On the road to the European Union (EU) accession, the government of North Macedonia made infrastructure a priority for achieving economic growth. Committing more than 1 billion euros to over 20 transport infrastructure projects alone (2014-19),the government backed the projects' funding by extending sovereign guarantees to state-owned enterprises (SOEs), subnational entities, and public companies.
"The government-guarantee portfolio of North Macedonia is at 8.8% of GDP, still at relatively comfortable levels" said Dejan Nikolovski, Head of the International Finance and Public Debt Management Department (IFPDMD) in Ministry of Finance of North Macedonia. "But with many infrastructure projects on the horizon, we thought it was essential to assess the fiscal risks that might arise from issuing sovereign guarantees."
Collaboration with the World Bank on managing fiscal risks
The authorities, specifically the IFPDMD, as a part of their quest to shape and maintain a state-of the-art organization, had already issued an improved debt management strategy. The strategy called for cost/risk indicators, including financing/rollover risks, foreign-currency risks, and interest-rate risks. However, the credit-risk assessment stemming from government guarantees and on-lending practices remained unaddressed by any legislation.
The Parliament of North Macedonia needed to amend the Public Debt Management Law to mandate the credit-risk assessment of the beneficiary of the government guarantee, such as an SOE, a subnational, or a public company. Furthermore, the IFPDMD was interested in strengthening transparency around public debt management, starting with a broader definition of public debt and improved debt-reporting practices.
Given the size of the IFPDMD, a team of 10 practitioners, a quick and pragmatic approach was necessary. The IFPDMD opted to include the work of amending the public debt management law under the activities to be carried out by the Government Debt and Risk Management (GDRM) program, a World Bank initiative sponsored by the Swiss State Secretariat for Economic Affairs (SECO).
Tailoring international sound practice for North Macedonia
"We started with reviewing the current Public Debt Management Law and identified the gaps relative to international sound practice," said Rodrigo Cabral, Senior Debt Specialist, Macroeconomics, Trade & Investment at the World Bank, and GDRM Program Manager.
In Fall 2018, the GDRM program team and IFPDMD worked on a technical note that singled out the potential areas of reform, with specific emphasis on EU requirements.
After deliberating the importance and feasibility of each area for North Macedonia, they agreed on recommended changes to the primary legislation: (i) a new definition of "debt" and policy provisions, (ii) changes to debt management objectives, (iii) strengthening management practices for government on-lending and guarantee operations, and (iv)measures for increased transparency.
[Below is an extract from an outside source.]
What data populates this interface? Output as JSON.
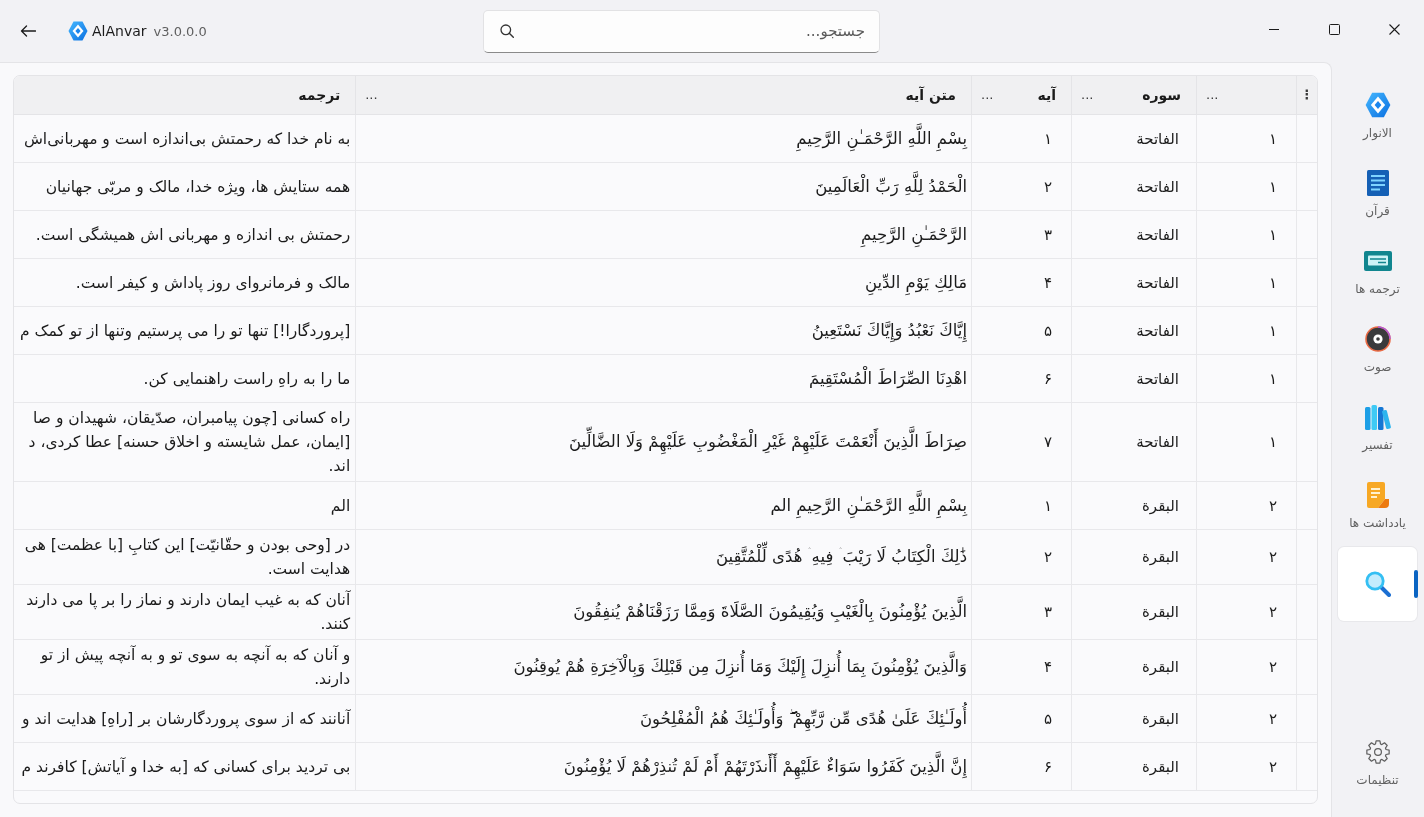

But developing a technical solution on paper was not enough. The IFPDMD also needed to secure the support of the other government organizations affected by this law.
Securing the buy-in of stakeholders affected by the new law
"The process started with a small roundtable with all the stakeholders affected by the Public Debt Management Law,” said Ana Todorovska, the Head of the Front Office at IFPDMD. “We invited various departments, such as the budget department, the treasury department, the debt management department, and other institutions such as the state audit office and the National Bank of North Macedonia. And we discussed the main challenges the IFPDMD was going to face during the implementation phase of the new law, as well as the opportunities emerging from the changes. "After a full day of discussions, the IFPDMD obtained the necessary input to draft legislation and gain approval from the primary stakeholders.
Translating primary legislation to an implementation rulebook
In May 2019, With this primary legislation in place, the IFPDMD now had to design bylaws outlining the credit risk assessment procedures: a Rulebook describing the exact steps and manner each public debt issuer would follow to analyze and report the credit risk.
After reviewing international sound practices with a view to what was feasible for North Macedonia, the IFPDMD decided to adopt another pragmatic solution for assessing credit-worthiness of public enterprises, public companies and other public debt issuers: financial indicator analysis. They followed the example of credit rating agencies, while limiting the analysis to financial ratios: profitability, liquidity, and solvency indicators.
In August 2020, North Macedonia passed the "Rulebook on the Manner of Performing Analysis of Data Submitted by the Public Debt Issuer, the Application and the Valuation of Financial Ratios," ensuring the guarantees are treated with the same scrutiny as other budget expenses.
What are the implications of the new Rulebook for the people of North Macedonia?
Under the new Rulebook, with risk categories calculated for each applicant, and guarantees granted only to safer beneficiaries, the process for guarantee eligibility will be more transparent. The government may still decide to grant a guarantee to a higher-risk beneficiary under particular circumstances. However, it will be openly accountable for risks that materialize. The government will also be responsible for staying within the allocated budget and not using guarantees for beneficiaries that need recapitalization.
As have been witnessed in a large number of countries amid the COVID-19 crisis, growth in North Macedonia has decreased as has government revenues, while expenditures have increased. In this context, fiscal-risk assessment and mitigation is critical.
Going forward, the